__Task brief__
This exercise calls for every line of the listing below that contains the word "handle".
___ Materials provided
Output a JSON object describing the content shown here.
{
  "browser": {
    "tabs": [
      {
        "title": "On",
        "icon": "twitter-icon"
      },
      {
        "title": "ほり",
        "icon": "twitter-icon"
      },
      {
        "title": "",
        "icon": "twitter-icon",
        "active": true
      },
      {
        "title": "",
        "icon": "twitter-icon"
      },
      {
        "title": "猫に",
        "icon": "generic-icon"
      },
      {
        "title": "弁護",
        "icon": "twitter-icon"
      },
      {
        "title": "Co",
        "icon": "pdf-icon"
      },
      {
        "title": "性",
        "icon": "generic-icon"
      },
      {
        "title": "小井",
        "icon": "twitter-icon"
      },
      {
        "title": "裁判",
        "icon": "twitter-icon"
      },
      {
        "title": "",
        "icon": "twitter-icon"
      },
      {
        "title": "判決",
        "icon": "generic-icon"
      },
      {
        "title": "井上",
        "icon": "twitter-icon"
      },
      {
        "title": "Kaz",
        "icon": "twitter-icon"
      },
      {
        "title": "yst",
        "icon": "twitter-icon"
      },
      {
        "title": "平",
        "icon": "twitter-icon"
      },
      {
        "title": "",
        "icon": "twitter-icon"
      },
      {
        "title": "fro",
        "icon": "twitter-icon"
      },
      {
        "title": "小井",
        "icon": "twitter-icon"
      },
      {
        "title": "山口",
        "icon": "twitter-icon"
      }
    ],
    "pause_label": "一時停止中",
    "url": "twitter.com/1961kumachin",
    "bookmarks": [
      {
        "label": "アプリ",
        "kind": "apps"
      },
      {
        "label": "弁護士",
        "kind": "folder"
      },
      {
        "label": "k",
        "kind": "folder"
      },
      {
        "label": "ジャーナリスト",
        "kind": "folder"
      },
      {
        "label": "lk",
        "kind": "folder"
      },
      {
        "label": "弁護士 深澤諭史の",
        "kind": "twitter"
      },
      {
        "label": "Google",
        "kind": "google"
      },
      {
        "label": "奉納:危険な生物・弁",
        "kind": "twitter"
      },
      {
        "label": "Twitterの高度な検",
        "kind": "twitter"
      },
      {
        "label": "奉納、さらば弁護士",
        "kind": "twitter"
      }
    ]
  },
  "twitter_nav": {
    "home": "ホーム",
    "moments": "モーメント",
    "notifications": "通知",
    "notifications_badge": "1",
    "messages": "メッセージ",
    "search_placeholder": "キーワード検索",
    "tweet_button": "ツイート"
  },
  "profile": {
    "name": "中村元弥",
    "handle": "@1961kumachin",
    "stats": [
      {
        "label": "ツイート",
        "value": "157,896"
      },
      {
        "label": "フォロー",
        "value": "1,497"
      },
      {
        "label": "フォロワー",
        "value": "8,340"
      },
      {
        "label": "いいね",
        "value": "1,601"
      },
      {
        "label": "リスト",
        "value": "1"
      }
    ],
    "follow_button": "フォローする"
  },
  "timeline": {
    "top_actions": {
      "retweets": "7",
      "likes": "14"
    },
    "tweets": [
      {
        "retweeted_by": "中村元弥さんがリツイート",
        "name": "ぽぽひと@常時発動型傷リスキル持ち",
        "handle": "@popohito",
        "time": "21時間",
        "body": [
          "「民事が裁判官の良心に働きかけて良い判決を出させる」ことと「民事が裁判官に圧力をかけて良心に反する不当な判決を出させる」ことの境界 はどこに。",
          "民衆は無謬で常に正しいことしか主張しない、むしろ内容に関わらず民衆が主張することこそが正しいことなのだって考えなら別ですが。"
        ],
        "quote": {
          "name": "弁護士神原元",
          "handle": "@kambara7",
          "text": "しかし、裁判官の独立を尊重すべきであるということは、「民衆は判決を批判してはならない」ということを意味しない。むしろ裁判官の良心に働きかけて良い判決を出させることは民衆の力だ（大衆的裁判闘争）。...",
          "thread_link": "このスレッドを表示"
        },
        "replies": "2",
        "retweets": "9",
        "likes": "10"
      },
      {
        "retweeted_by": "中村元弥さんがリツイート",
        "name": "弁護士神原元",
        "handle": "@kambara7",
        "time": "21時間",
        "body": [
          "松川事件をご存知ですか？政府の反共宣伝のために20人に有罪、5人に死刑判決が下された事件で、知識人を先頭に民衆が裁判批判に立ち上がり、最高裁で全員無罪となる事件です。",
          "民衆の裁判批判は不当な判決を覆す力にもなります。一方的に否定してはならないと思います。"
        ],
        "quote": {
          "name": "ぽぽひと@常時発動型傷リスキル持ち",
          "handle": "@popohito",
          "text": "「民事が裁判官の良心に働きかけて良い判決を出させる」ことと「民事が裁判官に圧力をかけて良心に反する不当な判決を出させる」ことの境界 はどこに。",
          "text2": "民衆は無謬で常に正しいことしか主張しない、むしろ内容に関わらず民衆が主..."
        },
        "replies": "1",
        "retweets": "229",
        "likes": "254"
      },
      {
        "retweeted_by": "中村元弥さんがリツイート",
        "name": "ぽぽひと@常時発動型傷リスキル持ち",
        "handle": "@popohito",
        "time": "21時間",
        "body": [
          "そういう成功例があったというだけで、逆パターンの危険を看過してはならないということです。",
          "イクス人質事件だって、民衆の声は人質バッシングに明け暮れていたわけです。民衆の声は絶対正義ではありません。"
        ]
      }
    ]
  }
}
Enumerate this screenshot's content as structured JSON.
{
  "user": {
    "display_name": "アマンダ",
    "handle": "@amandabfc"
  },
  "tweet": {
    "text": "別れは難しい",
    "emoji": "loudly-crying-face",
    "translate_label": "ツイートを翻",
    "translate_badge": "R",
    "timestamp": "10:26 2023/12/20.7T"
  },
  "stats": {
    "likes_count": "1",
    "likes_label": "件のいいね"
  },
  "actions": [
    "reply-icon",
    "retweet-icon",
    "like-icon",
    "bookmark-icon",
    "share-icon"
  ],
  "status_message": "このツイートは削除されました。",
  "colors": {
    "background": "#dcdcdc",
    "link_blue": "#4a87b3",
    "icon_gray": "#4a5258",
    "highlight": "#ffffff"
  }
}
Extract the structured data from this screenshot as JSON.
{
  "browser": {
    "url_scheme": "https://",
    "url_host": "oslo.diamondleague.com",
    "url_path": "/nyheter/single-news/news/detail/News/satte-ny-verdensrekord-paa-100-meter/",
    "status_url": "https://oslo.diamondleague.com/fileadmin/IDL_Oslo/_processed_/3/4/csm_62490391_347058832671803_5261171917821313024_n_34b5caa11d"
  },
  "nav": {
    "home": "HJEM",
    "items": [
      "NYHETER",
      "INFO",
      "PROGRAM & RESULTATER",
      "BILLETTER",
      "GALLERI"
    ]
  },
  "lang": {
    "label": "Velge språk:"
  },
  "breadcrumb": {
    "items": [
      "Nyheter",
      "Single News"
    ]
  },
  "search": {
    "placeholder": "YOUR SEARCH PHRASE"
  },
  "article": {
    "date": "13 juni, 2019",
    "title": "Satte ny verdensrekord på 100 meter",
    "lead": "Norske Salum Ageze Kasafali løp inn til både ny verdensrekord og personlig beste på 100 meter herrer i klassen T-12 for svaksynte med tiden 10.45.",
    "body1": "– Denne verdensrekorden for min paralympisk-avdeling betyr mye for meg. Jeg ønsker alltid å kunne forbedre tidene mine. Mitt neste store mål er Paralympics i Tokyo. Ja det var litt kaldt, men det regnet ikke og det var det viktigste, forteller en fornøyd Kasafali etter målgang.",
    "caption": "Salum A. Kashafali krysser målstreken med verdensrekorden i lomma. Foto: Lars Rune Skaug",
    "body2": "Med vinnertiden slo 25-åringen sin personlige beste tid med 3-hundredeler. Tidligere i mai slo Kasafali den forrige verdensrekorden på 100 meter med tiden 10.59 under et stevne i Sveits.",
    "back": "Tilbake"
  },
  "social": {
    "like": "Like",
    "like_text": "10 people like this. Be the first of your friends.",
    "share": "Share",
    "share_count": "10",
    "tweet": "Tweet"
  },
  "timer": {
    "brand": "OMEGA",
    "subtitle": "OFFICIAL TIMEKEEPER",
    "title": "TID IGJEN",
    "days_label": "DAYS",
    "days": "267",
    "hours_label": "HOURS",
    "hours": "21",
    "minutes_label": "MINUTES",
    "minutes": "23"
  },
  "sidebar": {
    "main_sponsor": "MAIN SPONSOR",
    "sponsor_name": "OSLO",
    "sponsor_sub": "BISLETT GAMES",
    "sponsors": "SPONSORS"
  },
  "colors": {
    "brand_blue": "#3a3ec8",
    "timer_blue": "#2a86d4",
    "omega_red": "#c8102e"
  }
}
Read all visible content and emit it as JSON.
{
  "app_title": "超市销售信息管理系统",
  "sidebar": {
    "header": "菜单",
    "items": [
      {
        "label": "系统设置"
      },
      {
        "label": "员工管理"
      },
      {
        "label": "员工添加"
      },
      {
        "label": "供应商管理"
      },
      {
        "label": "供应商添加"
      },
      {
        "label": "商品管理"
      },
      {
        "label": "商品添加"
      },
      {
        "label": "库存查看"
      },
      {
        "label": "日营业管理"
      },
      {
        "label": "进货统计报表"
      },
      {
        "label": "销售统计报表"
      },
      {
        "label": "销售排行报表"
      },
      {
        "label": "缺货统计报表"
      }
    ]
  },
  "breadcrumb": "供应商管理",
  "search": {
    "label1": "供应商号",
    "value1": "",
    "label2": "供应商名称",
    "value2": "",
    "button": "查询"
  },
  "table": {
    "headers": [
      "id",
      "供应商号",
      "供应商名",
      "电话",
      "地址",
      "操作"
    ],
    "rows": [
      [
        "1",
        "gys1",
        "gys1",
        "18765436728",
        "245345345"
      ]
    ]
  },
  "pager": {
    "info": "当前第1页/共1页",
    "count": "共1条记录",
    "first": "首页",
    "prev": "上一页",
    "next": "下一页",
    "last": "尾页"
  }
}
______
__Response area__
    "handle": "@1961kumachin",
        "handle": "@popohito",
          "handle": "@kambara7",
        "handle": "@kambara7",
          "handle": "@popohito",
        "handle": "@popohito",
    "handle": "@amandabfc"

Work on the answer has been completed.